DIRECTIONS: The full set of records needs to be retyped exactly.

Collected data entries
==========
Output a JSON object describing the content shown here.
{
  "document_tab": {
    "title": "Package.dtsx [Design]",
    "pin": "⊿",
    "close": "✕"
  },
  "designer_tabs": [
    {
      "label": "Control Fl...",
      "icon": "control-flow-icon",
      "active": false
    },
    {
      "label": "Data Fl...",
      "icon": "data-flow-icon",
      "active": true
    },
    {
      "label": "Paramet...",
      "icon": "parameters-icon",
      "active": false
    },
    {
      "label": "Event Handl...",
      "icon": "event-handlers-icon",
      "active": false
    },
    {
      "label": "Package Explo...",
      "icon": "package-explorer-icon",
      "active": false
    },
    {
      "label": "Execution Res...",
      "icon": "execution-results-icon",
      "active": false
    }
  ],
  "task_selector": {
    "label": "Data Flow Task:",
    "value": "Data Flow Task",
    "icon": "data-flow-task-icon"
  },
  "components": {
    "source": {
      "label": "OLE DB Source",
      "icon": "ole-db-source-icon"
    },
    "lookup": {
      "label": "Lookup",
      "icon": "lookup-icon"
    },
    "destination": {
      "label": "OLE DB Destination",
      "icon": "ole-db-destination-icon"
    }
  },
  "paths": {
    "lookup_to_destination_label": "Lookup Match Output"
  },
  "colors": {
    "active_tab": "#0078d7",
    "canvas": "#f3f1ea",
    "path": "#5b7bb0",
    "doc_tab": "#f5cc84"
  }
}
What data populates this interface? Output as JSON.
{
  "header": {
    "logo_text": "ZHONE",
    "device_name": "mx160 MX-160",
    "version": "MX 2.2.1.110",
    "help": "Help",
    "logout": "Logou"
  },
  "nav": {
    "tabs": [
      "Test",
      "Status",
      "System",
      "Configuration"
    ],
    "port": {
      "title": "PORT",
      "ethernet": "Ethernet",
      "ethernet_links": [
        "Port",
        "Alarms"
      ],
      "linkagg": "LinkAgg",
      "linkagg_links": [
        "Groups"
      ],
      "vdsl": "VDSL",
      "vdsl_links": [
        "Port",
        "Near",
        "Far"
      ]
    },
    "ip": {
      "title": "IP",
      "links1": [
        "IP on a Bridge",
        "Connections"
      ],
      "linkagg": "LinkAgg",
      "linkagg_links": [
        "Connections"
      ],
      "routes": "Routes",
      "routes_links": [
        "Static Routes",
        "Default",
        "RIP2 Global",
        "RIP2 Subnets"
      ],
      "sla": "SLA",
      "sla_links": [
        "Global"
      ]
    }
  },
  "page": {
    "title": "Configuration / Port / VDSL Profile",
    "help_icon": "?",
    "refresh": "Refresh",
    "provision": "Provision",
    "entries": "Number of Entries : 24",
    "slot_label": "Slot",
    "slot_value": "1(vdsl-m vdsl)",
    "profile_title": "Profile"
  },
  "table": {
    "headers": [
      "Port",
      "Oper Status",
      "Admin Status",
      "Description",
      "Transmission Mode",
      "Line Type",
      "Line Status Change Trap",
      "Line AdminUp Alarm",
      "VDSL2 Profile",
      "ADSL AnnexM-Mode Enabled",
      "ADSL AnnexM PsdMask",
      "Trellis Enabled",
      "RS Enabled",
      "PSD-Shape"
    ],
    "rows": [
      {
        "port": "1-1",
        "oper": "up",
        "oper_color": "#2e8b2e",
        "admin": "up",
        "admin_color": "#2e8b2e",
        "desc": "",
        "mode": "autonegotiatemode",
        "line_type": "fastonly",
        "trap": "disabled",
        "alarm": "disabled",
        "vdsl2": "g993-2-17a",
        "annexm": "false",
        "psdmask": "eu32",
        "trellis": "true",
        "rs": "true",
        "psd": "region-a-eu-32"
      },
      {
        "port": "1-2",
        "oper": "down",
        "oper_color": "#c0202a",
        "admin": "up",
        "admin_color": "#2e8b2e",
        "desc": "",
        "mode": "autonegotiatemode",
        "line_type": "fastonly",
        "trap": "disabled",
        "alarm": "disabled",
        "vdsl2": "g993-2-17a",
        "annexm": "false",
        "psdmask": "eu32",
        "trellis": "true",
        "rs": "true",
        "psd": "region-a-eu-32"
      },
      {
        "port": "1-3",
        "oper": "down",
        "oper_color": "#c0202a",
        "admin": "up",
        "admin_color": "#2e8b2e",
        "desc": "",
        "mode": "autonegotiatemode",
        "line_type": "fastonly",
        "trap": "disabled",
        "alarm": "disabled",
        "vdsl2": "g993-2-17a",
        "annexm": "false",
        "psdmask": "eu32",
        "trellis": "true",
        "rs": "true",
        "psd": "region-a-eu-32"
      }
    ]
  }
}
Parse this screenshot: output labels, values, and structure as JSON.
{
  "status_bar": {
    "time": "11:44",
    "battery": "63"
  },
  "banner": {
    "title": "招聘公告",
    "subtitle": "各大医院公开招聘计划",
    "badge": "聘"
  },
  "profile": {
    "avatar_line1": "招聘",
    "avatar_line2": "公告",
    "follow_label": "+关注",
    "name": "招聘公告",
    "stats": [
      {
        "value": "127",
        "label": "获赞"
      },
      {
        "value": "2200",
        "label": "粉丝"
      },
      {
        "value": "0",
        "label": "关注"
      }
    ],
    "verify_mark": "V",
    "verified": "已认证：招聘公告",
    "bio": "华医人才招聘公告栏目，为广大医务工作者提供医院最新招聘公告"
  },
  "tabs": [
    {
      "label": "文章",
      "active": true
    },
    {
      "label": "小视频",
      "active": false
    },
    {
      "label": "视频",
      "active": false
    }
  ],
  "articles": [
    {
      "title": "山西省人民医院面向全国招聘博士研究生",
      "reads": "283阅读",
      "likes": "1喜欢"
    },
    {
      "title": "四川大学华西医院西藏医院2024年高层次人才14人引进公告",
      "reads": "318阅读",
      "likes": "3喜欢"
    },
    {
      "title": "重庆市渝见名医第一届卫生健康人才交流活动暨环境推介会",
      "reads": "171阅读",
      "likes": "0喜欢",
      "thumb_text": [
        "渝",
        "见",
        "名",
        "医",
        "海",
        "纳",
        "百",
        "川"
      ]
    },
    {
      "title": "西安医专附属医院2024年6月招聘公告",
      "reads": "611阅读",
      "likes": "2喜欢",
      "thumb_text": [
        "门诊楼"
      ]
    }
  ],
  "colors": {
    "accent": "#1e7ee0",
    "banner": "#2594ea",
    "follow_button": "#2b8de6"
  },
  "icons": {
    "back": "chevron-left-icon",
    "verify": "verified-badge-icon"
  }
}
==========
FINISHED EXERCISE:
Output a JSON object describing the content shown here.
{
  "document_tab": {
    "title": "Package.dtsx [Design]",
    "pin": "⊿",
    "close": "✕"
  },
  "designer_tabs": [
    {
      "label": "Control Fl...",
      "icon": "control-flow-icon",
      "active": false
    },
    {
      "label": "Data Fl...",
      "icon": "data-flow-icon",
      "active": true
    },
    {
      "label": "Paramet...",
      "icon": "parameters-icon",
      "active": false
    },
    {
      "label": "Event Handl...",
      "icon": "event-handlers-icon",
      "active": false
    },
    {
      "label": "Package Explo...",
      "icon": "package-explorer-icon",
      "active": false
    },
    {
      "label": "Execution Res...",
      "icon": "execution-results-icon",
      "active": false
    }
  ],
  "task_selector": {
    "label": "Data Flow Task:",
    "value": "Data Flow Task",
    "icon": "data-flow-task-icon"
  },
  "components": {
    "source": {
      "label": "OLE DB Source",
      "icon": "ole-db-source-icon"
    },
    "lookup": {
      "label": "Lookup",
      "icon": "lookup-icon"
    },
    "destination": {
      "label": "OLE DB Destination",
      "icon": "ole-db-destination-icon"
    }
  },
  "paths": {
    "lookup_to_destination_label": "Lookup Match Output"
  },
  "colors": {
    "active_tab": "#0078d7",
    "canvas": "#f3f1ea",
    "path": "#5b7bb0",
    "doc_tab": "#f5cc84"
  }
}
What data populates this interface? Output as JSON.
{
  "header": {
    "logo_text": "ZHONE",
    "device_name": "mx160 MX-160",
    "version": "MX 2.2.1.110",
    "help": "Help",
    "logout": "Logou"
  },
  "nav": {
    "tabs": [
      "Test",
      "Status",
      "System",
      "Configuration"
    ],
    "port": {
      "title": "PORT",
      "ethernet": "Ethernet",
      "ethernet_links": [
        "Port",
        "Alarms"
      ],
      "linkagg": "LinkAgg",
      "linkagg_links": [
        "Groups"
      ],
      "vdsl": "VDSL",
      "vdsl_links": [
        "Port",
        "Near",
        "Far"
      ]
    },
    "ip": {
      "title": "IP",
      "links1": [
        "IP on a Bridge",
        "Connections"
      ],
      "linkagg": "LinkAgg",
      "linkagg_links": [
        "Connections"
      ],
      "routes": "Routes",
      "routes_links": [
        "Static Routes",
        "Default",
        "RIP2 Global",
        "RIP2 Subnets"
      ],
      "sla": "SLA",
      "sla_links": [
        "Global"
      ]
    }
  },
  "page": {
    "title": "Configuration / Port / VDSL Profile",
    "help_icon": "?",
    "refresh": "Refresh",
    "provision": "Provision",
    "entries": "Number of Entries : 24",
    "slot_label": "Slot",
    "slot_value": "1(vdsl-m vdsl)",
    "profile_title": "Profile"
  },
  "table": {
    "headers": [
      "Port",
      "Oper Status",
      "Admin Status",
      "Description",
      "Transmission Mode",
      "Line Type",
      "Line Status Change Trap",
      "Line AdminUp Alarm",
      "VDSL2 Profile",
      "ADSL AnnexM-Mode Enabled",
      "ADSL AnnexM PsdMask",
      "Trellis Enabled",
      "RS Enabled",
      "PSD-Shape"
    ],
    "rows": [
      {
        "port": "1-1",
        "oper": "up",
        "oper_color": "#2e8b2e",
        "admin": "up",
        "admin_color": "#2e8b2e",
        "desc": "",
        "mode": "autonegotiatemode",
        "line_type": "fastonly",
        "trap": "disabled",
        "alarm": "disabled",
        "vdsl2": "g993-2-17a",
        "annexm": "false",
        "psdmask": "eu32",
        "trellis": "true",
        "rs": "true",
        "psd": "region-a-eu-32"
      },
      {
        "port": "1-2",
        "oper": "down",
        "oper_color": "#c0202a",
        "admin": "up",
        "admin_color": "#2e8b2e",
        "desc": "",
        "mode": "autonegotiatemode",
        "line_type": "fastonly",
        "trap": "disabled",
        "alarm": "disabled",
        "vdsl2": "g993-2-17a",
        "annexm": "false",
        "psdmask": "eu32",
        "trellis": "true",
        "rs": "true",
        "psd": "region-a-eu-32"
      },
      {
        "port": "1-3",
        "oper": "down",
        "oper_color": "#c0202a",
        "admin": "up",
        "admin_color": "#2e8b2e",
        "desc": "",
        "mode": "autonegotiatemode",
        "line_type": "fastonly",
        "trap": "disabled",
        "alarm": "disabled",
        "vdsl2": "g993-2-17a",
        "annexm": "false",
        "psdmask": "eu32",
        "trellis": "true",
        "rs": "true",
        "psd": "region-a-eu-32"
      }
    ]
  }
}
Parse this screenshot: output labels, values, and structure as JSON.
{
  "status_bar": {
    "time": "11:44",
    "battery": "63"
  },
  "banner": {
    "title": "招聘公告",
    "subtitle": "各大医院公开招聘计划",
    "badge": "聘"
  },
  "profile": {
    "avatar_line1": "招聘",
    "avatar_line2": "公告",
    "follow_label": "+关注",
    "name": "招聘公告",
    "stats": [
      {
        "value": "127",
        "label": "获赞"
      },
      {
        "value": "2200",
        "label": "粉丝"
      },
      {
        "value": "0",
        "label": "关注"
      }
    ],
    "verify_mark": "V",
    "verified": "已认证：招聘公告",
    "bio": "华医人才招聘公告栏目，为广大医务工作者提供医院最新招聘公告"
  },
  "tabs": [
    {
      "label": "文章",
      "active": true
    },
    {
      "label": "小视频",
      "active": false
    },
    {
      "label": "视频",
      "active": false
    }
  ],
  "articles": [
    {
      "title": "山西省人民医院面向全国招聘博士研究生",
      "reads": "283阅读",
      "likes": "1喜欢"
    },
    {
      "title": "四川大学华西医院西藏医院2024年高层次人才14人引进公告",
      "reads": "318阅读",
      "likes": "3喜欢"
    },
    {
      "title": "重庆市渝见名医第一届卫生健康人才交流活动暨环境推介会",
      "reads": "171阅读",
      "likes": "0喜欢",
      "thumb_text": [
        "渝",
        "见",
        "名",
        "医",
        "海",
        "纳",
        "百",
        "川"
      ]
    },
    {
      "title": "西安医专附属医院2024年6月招聘公告",
      "reads": "611阅读",
      "likes": "2喜欢",
      "thumb_text": [
        "门诊楼"
      ]
    }
  ],
  "colors": {
    "accent": "#1e7ee0",
    "banner": "#2594ea",
    "follow_button": "#2b8de6"
  },
  "icons": {
    "back": "chevron-left-icon",
    "verify": "verified-badge-icon"
  }
}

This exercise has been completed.